Instead, NYPD officers will issue begin issuing summonses to those in possession of small amounts of marijuana, reports Gothamist. The summonses, similar to those issued for speeding tickets or relatively minor offenses, will not appear on a person's criminal record.

What else do you need to know about the NYPD's new marijuana possession enforcement policy? Here are five facts:

United States Attorney General Eric Holder recently announced that he was stepping down as soon as a successor could be found.

That successor has now apparently been found: It was announced over the weekend that U.S. Attorney Loretta Lynch would be President Barack Obama's nominee for attorney general. If confirmed, Lynch would be the second African American to hold the post of attorney general, following Holder, who was the first.

What else should you know about Loretta Lynch? Here are five things:

A recent Gallup poll finds that about one in four American households includes someone who's been victimized by crime -- a figure that's remained fairly constant over the past decade.

According to a Gallup study from 2000 to 2014, between 22 and 27 percent of households have reported being victimized by crime over the last 14 years. Victimization on the individual level has been slightly less reported, with between 14 and 19 percent of Americans claiming to be individual victims of crime.

What do these numbers mean for the average American, and which crimes are the most common?

Eating evidence is never a good idea.
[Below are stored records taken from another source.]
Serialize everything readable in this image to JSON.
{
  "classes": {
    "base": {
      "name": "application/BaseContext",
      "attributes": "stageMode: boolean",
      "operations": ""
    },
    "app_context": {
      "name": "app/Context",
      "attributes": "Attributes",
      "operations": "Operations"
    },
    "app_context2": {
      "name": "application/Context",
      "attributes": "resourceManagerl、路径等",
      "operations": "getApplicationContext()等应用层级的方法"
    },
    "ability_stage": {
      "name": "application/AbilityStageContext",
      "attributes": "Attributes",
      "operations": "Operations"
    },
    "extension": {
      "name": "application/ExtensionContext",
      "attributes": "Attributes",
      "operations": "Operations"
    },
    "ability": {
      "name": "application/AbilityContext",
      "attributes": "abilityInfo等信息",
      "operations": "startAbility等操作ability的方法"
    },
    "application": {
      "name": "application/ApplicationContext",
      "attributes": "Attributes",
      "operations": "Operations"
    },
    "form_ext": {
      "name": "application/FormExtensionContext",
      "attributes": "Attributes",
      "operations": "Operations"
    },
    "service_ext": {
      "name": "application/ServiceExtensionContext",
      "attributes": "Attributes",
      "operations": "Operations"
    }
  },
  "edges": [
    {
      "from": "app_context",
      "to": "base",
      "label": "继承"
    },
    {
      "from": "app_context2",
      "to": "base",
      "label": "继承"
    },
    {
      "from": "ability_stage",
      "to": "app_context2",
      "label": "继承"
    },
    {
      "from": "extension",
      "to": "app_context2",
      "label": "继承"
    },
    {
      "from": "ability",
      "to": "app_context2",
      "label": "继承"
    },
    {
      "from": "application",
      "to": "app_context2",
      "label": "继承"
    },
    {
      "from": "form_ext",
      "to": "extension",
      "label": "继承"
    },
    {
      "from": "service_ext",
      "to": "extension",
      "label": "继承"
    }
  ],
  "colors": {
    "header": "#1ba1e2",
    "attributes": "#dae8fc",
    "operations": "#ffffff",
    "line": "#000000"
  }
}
It has a very low success rate in actually thwarting a police investigation, and it can significantly increase a suspect's exposure to criminal charges.

It may be funny to see characters like those in the cult classic "Super Troopers" eat massive quantities of illicit substances in a frantic attempt to not get busted, but the reality is even uglier.

What are some real-life consequences of eating evidence?

With fingerprint-reading technology now being implemented in more and more smartphones, rulings like the one last week really get under people's skin.

Last Tuesday, a Virginia judge ruled that police officers can force a suspect to unlock a smartphone using that phone's fingerprint scanner, reports The Wall Street Journal. This ruling has many privacy advocates worried that fingerprint and biometric tech on cell phones will become a loophole for police abuse.

Before you chuck your new phone in the trash, check out our five level-headed takeaways from this ruling:

When a police officer asks to search your cell phone, it may be difficult to know if you can legally refuse.

The situations may vary, but in general, arrestees do not have to let the police search their cell phones, even if cops demand it. As one retired California judge told San Francisco's KPIX-TV, officers can only look at a suspect's cell phone with consent, in an emergency, or with a search warrant.

Before you let a cop search your cell phone, consider this:

The California Highway Patrol is being investigated for an alleged "game" in which officers shared nude photos of women stolen from suspects' cell phones.

In a search warrant affidavit, CHP Officers Sean Harrington and Robert Hazelwood are accused of snagging near-naked selfies from arrestees' phones and then trading them like baseball cards. The Contra Costa Times reports that Harrington confessed to stealing explicit photos from a DUI suspect's phone as part of a sophomoric "game" between other officers.

If true, what charges could these allegedly pervy CHP officers face?